|Course:||“Rise And Fall of the Slave South,” University of Virginia|
A cold January day in 1825, 32 Petersburg men gathered in a Petersburg Tavern with the future on their minds. The skilled merchants of Petersburg formed the Benevolent Mechanics Association. They were made up of a variety of skilled craftsmen which included tailors, blacksmiths, watchmakers, bookbinders, tanners, and more. The first initiative of the Association was purchasing a library for apprentices in the community. They even hired a librarian to staff the facility. Another of their initiatives was to begin a night school for Apprentices and the children of the Association members. The school included reading, writing, and arithmetic. Finally, lectures were offered to the community as well. Unfortunately, the school failed and there was lack of interest in the establishment.

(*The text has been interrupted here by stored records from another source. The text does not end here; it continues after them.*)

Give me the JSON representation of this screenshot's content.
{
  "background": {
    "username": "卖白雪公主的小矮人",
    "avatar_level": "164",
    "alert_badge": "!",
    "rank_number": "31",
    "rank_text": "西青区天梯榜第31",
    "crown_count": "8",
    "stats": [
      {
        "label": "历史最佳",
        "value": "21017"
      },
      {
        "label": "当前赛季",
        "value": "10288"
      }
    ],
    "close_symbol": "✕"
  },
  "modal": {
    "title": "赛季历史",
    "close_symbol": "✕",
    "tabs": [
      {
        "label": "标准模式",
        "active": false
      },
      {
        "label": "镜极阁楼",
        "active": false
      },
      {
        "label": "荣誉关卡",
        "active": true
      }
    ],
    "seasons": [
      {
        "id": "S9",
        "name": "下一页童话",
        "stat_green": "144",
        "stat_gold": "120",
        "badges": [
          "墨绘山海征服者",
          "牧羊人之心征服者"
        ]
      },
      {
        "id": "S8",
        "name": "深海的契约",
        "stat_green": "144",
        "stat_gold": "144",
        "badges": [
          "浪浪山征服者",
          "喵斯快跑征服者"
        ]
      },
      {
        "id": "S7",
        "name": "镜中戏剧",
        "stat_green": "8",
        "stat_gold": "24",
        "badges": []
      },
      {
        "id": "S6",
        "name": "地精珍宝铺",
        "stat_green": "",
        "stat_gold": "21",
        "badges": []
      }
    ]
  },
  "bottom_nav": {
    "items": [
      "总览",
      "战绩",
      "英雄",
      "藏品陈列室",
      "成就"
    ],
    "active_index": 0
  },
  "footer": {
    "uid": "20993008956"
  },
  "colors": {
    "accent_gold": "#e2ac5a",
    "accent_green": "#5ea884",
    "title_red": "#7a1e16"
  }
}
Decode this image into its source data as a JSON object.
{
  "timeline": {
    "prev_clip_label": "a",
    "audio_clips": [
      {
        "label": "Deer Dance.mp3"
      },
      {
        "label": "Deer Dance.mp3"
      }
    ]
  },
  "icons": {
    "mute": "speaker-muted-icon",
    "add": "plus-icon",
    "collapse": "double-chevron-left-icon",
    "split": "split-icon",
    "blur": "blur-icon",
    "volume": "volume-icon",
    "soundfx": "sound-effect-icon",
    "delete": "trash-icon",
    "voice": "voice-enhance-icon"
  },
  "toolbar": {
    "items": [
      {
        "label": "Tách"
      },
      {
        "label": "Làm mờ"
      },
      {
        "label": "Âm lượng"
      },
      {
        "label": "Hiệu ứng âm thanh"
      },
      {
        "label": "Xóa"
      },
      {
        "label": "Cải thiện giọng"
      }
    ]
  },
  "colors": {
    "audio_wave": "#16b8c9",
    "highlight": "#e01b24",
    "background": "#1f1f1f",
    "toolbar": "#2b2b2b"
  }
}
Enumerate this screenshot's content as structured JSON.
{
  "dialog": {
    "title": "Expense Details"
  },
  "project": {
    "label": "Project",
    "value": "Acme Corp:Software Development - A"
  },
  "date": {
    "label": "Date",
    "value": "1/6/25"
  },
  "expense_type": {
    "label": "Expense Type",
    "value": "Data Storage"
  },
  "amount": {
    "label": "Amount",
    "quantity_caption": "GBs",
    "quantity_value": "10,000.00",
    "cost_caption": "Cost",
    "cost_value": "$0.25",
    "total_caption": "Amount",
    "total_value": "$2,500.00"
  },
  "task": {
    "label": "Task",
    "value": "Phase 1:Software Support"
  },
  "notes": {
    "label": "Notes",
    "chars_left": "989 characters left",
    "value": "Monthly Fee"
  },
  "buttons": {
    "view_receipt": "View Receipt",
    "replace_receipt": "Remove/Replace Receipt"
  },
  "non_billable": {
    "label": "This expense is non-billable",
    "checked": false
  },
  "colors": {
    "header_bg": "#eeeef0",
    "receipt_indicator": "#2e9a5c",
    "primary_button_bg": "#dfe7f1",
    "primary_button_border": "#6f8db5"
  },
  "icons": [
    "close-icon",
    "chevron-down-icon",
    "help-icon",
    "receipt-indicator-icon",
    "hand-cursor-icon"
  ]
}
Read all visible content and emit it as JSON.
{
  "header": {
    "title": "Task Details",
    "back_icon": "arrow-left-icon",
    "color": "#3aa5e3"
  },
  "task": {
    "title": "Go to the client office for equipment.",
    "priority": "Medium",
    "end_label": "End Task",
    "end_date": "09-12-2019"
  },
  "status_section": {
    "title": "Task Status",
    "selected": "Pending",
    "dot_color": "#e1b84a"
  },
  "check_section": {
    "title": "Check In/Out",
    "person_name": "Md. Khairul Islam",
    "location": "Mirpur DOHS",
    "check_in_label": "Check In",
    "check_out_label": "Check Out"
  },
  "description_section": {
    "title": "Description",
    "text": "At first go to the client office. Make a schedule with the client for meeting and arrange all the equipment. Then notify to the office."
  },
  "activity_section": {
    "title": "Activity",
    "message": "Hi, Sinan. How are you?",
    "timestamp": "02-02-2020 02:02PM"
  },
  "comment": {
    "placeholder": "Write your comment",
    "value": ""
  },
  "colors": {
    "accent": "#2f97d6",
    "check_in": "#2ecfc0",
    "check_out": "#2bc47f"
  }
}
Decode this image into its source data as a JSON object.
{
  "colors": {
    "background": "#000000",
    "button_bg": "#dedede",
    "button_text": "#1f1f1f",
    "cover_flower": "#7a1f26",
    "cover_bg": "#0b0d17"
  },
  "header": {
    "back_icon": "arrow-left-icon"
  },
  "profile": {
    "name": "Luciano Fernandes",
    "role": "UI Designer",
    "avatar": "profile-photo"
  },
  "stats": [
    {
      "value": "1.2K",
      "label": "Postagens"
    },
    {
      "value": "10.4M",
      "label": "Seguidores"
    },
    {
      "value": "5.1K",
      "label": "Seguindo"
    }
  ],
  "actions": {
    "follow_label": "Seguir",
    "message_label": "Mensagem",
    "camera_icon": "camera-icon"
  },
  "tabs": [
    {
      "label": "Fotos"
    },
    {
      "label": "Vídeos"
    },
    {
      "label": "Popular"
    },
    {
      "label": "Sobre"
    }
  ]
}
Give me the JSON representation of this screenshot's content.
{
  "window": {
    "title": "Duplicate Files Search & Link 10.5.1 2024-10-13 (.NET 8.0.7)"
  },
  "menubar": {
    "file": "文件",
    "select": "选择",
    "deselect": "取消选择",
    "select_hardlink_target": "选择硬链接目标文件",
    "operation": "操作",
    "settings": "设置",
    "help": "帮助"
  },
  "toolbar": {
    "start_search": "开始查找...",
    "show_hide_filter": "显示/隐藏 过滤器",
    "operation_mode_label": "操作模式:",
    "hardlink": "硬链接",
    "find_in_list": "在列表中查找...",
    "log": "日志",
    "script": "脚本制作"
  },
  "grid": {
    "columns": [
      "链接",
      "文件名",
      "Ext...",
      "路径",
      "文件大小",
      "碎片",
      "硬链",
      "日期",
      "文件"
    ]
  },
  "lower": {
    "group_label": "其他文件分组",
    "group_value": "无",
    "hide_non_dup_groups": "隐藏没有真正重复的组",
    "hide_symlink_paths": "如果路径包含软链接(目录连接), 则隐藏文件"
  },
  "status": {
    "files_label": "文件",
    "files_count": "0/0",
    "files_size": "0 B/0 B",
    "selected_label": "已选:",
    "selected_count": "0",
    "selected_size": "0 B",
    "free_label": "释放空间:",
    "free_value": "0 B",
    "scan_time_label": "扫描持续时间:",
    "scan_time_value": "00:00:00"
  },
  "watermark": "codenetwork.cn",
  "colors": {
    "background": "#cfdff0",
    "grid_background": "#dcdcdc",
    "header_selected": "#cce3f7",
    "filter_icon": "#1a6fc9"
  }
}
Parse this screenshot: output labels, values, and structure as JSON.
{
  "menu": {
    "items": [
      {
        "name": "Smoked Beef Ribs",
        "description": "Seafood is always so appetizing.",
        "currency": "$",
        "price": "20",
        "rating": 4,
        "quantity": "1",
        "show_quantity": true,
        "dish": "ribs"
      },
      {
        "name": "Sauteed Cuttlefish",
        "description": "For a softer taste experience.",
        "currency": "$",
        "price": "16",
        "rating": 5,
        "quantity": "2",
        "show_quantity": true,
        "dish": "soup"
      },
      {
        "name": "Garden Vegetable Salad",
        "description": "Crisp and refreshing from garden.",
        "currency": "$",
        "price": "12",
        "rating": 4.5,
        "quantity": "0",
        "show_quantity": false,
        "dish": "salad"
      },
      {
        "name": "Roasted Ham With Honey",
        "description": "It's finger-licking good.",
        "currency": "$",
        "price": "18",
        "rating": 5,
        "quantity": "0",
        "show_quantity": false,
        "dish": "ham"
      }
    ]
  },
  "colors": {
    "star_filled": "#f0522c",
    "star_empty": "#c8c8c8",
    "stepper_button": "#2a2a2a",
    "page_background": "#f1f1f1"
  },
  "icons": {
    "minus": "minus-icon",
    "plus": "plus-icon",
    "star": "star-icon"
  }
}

The members of the Petersburg Benevolent Mechanics Association were frowned upon in Petersburg society. Oddly these skilled merchants owned about 20 percent of the slaves in Petersburg and the surrounding county, Dinwiddie. Despite this fact, wealthy land owners thought of these craftsmen as lowly. To improve their status and the perception of their occupation, they took such initiatives to spread interest in their trade and show their contributions to society.
During the 1800s artistry was changing regionally as well. Southern artisans had to compete with the booming world of industry in the North. It may have been important to these artisans to keep their trades alive, despite the move to working in factories and using machines. Some artisans took advantage of the Industrial revolution and began to sell and serve as middlemen with northern pre-made products, like clothing and furniture.